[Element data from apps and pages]
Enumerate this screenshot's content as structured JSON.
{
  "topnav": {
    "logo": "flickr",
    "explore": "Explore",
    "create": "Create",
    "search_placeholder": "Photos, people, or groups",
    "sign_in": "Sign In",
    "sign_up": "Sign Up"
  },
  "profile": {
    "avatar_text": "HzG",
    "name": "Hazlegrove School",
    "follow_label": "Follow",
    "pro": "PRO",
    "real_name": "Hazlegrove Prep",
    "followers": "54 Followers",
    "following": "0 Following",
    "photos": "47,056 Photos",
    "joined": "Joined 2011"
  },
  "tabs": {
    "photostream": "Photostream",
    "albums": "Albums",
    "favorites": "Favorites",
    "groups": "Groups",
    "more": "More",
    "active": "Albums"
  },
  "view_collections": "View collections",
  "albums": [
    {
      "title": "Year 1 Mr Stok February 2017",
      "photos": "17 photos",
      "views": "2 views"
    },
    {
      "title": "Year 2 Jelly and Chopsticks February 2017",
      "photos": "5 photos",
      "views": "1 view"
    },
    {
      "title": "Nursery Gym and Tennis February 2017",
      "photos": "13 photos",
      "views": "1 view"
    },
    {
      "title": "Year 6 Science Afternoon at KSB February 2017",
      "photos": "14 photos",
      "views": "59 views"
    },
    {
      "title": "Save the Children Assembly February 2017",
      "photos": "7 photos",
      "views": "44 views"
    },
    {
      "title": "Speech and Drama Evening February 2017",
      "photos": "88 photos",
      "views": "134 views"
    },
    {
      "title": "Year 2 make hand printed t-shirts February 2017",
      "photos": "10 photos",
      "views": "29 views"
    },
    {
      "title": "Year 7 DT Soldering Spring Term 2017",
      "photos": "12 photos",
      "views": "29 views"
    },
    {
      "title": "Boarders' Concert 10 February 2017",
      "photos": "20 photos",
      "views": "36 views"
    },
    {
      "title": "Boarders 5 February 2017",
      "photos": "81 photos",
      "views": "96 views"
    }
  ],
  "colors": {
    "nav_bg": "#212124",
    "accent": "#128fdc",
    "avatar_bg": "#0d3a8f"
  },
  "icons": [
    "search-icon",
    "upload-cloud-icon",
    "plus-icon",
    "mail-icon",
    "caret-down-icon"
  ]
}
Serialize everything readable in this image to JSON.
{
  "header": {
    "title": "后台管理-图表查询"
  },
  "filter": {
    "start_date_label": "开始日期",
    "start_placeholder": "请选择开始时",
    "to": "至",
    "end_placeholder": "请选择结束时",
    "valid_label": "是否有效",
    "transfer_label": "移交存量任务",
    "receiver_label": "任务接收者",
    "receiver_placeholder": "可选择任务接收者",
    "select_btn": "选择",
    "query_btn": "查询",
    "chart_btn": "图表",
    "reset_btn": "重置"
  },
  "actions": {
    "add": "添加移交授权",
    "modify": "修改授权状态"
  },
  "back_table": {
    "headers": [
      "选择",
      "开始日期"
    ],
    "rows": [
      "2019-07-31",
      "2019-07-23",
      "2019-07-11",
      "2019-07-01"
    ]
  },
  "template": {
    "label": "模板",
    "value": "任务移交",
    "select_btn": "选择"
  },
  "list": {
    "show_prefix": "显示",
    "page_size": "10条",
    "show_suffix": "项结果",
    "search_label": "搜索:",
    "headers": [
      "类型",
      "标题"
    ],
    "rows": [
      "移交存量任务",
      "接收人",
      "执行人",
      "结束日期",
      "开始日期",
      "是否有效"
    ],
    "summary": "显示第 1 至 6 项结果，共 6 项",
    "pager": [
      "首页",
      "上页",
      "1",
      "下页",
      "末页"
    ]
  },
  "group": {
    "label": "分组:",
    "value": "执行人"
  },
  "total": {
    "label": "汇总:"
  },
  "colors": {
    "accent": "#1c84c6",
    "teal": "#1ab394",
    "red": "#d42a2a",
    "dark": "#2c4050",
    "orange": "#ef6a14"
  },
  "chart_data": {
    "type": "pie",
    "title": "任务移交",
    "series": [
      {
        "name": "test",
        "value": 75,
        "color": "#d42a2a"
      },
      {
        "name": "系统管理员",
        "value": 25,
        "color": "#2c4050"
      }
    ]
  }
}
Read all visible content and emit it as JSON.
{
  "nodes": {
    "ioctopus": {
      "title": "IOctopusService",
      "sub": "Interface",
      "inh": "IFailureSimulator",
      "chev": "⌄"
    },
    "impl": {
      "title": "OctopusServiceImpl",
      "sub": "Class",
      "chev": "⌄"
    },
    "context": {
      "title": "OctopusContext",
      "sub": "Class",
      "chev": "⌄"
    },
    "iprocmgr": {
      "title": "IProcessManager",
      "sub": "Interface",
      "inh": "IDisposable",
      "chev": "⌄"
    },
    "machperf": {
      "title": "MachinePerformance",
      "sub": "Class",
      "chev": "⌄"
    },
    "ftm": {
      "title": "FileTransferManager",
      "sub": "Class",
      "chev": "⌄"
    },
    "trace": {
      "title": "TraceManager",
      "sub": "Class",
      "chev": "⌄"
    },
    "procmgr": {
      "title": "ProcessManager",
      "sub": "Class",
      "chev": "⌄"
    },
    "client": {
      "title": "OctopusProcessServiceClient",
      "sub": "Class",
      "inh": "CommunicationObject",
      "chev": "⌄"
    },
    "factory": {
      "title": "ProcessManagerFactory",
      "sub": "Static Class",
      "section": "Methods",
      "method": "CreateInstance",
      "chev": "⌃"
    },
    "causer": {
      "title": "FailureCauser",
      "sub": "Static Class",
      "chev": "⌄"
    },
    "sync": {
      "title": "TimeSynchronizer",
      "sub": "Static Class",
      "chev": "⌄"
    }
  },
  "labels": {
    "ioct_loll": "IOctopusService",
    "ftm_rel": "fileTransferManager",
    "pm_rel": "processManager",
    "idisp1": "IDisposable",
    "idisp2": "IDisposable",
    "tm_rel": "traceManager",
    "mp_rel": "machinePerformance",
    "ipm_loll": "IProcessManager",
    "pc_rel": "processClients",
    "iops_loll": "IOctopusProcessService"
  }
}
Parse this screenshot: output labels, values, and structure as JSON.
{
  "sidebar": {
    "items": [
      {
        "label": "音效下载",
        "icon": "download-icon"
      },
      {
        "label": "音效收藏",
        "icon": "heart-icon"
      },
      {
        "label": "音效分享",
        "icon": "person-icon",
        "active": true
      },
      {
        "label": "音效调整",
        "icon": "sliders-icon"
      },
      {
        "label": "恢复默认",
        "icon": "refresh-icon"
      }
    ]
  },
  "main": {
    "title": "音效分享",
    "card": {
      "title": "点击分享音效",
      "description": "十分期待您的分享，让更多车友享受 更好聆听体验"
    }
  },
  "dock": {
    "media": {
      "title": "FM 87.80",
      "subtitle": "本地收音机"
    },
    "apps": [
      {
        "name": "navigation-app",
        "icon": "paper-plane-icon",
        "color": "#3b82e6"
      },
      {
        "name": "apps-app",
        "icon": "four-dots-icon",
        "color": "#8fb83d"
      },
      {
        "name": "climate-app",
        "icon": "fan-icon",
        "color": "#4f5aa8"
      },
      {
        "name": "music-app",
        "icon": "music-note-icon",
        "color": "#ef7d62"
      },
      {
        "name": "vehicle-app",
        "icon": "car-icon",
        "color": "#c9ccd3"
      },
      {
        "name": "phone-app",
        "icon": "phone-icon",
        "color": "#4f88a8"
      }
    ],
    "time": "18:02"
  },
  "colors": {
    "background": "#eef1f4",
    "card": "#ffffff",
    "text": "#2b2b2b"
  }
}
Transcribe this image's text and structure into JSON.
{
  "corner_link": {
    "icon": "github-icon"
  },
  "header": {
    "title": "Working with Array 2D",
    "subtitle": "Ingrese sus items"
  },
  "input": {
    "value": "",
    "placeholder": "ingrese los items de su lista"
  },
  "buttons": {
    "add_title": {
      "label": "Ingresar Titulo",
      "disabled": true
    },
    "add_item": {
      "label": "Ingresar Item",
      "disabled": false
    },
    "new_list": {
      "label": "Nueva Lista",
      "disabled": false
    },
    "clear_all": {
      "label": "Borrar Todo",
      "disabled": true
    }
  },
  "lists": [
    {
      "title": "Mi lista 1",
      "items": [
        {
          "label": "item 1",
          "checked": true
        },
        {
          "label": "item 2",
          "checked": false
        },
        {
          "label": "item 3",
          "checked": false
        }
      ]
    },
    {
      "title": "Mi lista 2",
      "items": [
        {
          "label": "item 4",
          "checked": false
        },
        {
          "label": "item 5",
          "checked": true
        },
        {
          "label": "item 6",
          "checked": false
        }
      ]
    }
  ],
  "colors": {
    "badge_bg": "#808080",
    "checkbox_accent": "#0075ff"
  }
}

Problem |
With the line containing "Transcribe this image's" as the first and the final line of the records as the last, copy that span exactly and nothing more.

Exercise output |
Transcribe this image's text and structure into JSON.
{
  "corner_link": {
    "icon": "github-icon"
  },
  "header": {
    "title": "Working with Array 2D",
    "subtitle": "Ingrese sus items"
  },
  "input": {
    "value": "",
    "placeholder": "ingrese los items de su lista"
  },
  "buttons": {
    "add_title": {
      "label": "Ingresar Titulo",
      "disabled": true
    },
    "add_item": {
      "label": "Ingresar Item",
      "disabled": false
    },
    "new_list": {
      "label": "Nueva Lista",
      "disabled": false
    },
    "clear_all": {
      "label": "Borrar Todo",
      "disabled": true
    }
  },
  "lists": [
    {
      "title": "Mi lista 1",
      "items": [
        {
          "label": "item 1",
          "checked": true
        },
        {
          "label": "item 2",
          "checked": false
        },
        {
          "label": "item 3",
          "checked": false
        }
      ]
    },
    {
      "title": "Mi lista 2",
      "items": [
        {
          "label": "item 4",
          "checked": false
        },
        {
          "label": "item 5",
          "checked": true
        },
        {
          "label": "item 6",
          "checked": false
        }
      ]
    }
  ],
  "colors": {
    "badge_bg": "#808080",
    "checkbox_accent": "#0075ff"
  }
}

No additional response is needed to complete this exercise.